Anderson Silva is injured and on the shelf for an undetermined amount of time. There’s also the little fact that Silva has very little desire, if any, to face Chael Sonnen a second time. Silva always used to find Sonnen’s antics cute and perhaps a little annoying, but he always shrugged them off and went about his day because he knew a rematch with Sonnen would be highly profitable.
But Sonnen’s recent desire for Silva’s wife to make him a steak and maybe engage in a little post-dinner ass-patting threw a wrench in the proceedings. Silva wants no part of Sonnen, and if it seems like the Oregon native crossed an invisible line in Silva’s mind this around around, well, that’s because he has.
With all of that in mind, let’s take the two guys who are probably the top two contenders in the division and put them together. Both guys want shots at Silva and both of them probably won’t get them any time soon for very different reasons, so why not make the next logical fight? If Munoz can get past Sonnen, he certainly deserves a title shot, and if Sonnen dominates Munoz like he did Brian Stann at UFC 136, there’s no way Silva can make the claim that he doesn’t deserve a shot.
Renan Barao vs. Joseph Benavidez
Barao should be in line for a title shot in the bantamweight division, a weight class with few outstanding challengers separating themselves from the pack. Twenty-seven wins in a row cannot be denied, no matter where the majority of them took place.
But with the next crack at the injured Dominick Cruz likely coming from the Urijah Faber vs. Brian Bowles bout at UFC 139, the only thing that makes sense is for Barao to face more top-shelf competition.
Top-shelf competition is what Benavidez provides. The Team Alpha Male fighter finds himself in a strange holding pattern, forced there by his proclivity for beating all top contenders while not quite getting over the hump against Cruz.
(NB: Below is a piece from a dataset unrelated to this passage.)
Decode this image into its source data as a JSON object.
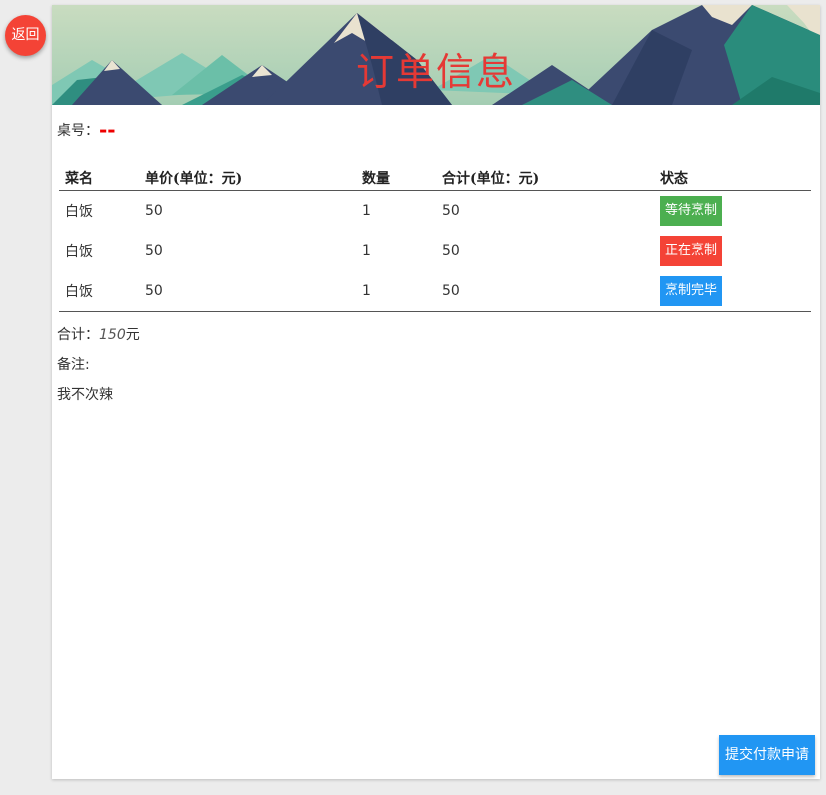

He’s likely heading to the flyweight division in the first half of 2012, so a loss against Barao wouldn’t harm his career. A Barao win would mean the world for him and cement him as the next guy in line for the championship when the Cruz/Faber/Bowles shuffle concludes next summer.
Both British newcomers had excellent nights at UFC 138, with Mills destroying Chris Cope and Maguire proving himself a formidable grappler against Justin Edwards.
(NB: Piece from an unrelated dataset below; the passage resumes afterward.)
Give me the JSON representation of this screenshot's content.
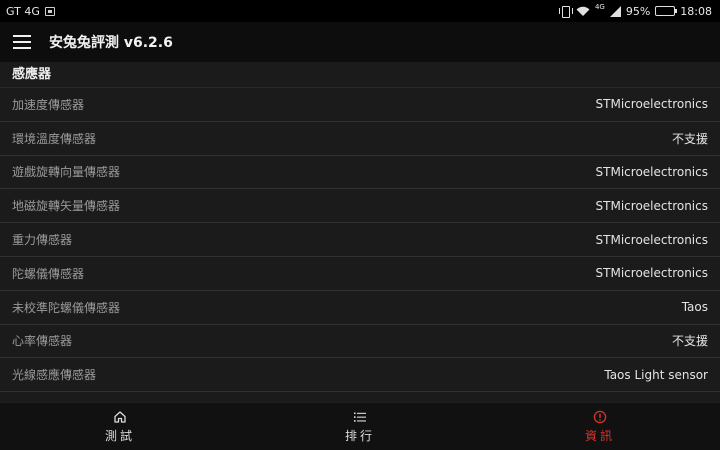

Maguire was nearly knocked out by Edwards in the first round of their bout, but rebounded in fine fashion by out-grappling Edwards on the way to a lopsided decision win. Mills, meanwhile, utterly destroyed Cope in the best display of plum clinch technique since Anderson Silva rearranged Rich Franklin’s face (twice) several years ago.
It’s a striker vs. grappler battle, which we love, and it’s a chance for two promising British welterweights to separate themselves from the pack and from each other.
Terry Etim vs. Joe Lauzon
With Maguire vs. Mills, you’ve got a striker vs. grappler battle. You’ll find none of that nonsense here. Etim vs. Lauzon was supposed to happen way back at UFC 118, but Etim’s health issues forced him to withdraw from the fight.
Eighteen months later and with Etim recovered from his injuries, there’s no better time to make the fight happen. Lauzon’s defeat of Melvin Guillard didn’t make him a contender in the lightweight division, at least not yet, and he needs an opponent. Both fighters are fresh off quick submission wins and, let’s face it, the grappling-fest that would ensue between Etim and Lauzon would be fantastic. You know it would.
Thiago Alves vs. Rory MacDonald
I know Rory MacDonald is already booked into a fight with Brian Ebersole. What sense does that fight make?
Ebersole is an entertaining character and one wacky human being, but is he really going to serve as foil for the likes of Georges St-Pierre or Nick Diaz or Carlos Condit? He’s not. So why risk one of your best welterweight prospects by putting him in the cage with a guy who might very well beat him and derail his hype train before it ever gets moving down the tracks?
Alves makes much more sense as a potential opponent, if only because he’s a known commodity and, if he beats MacDonald, there’s somewhere you can go with him. With Ebersole, there is no such upside.
Follow Jeremy Botter on Twitter @jeremyheavymma
Discuss on Facebook